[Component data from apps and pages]
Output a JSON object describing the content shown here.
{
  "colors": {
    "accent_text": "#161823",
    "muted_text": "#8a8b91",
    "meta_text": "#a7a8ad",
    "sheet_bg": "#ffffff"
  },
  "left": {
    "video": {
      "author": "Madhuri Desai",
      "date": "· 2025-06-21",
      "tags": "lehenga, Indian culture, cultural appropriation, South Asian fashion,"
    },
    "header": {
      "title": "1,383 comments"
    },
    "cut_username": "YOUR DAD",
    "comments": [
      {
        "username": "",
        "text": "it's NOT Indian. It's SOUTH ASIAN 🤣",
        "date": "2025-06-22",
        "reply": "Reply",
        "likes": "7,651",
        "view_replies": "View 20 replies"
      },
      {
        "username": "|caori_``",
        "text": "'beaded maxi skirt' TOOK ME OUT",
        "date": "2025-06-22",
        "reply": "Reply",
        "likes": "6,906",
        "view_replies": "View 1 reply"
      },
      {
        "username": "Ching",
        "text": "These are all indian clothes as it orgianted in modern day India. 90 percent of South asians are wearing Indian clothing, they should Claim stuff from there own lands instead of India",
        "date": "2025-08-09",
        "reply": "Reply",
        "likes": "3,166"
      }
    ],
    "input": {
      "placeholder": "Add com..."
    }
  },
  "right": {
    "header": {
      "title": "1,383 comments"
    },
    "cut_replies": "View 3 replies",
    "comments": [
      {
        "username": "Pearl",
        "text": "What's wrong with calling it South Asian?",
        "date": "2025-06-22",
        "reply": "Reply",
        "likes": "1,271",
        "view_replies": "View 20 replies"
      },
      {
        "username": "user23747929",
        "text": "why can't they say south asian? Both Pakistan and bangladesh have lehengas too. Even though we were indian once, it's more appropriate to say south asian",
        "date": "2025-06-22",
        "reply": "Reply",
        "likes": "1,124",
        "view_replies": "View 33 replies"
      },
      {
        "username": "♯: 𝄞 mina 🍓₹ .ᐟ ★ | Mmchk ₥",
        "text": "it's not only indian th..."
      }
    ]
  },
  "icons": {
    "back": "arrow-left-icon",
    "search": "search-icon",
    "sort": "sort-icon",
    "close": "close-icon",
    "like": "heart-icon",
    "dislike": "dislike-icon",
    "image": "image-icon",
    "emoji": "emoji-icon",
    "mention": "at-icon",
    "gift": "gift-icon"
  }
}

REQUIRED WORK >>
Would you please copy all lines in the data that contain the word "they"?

EXPECTED OUTPUT >>
        "text": "These are all indian clothes as it orgianted in modern day India. 90 percent of South asians are wearing Indian clothing, they should Claim stuff from there own lands instead of India",
        "text": "why can't they say south asian? Both Pakistan and bangladesh have lehengas too. Even though we were indian once, it's more appropriate to say south asian",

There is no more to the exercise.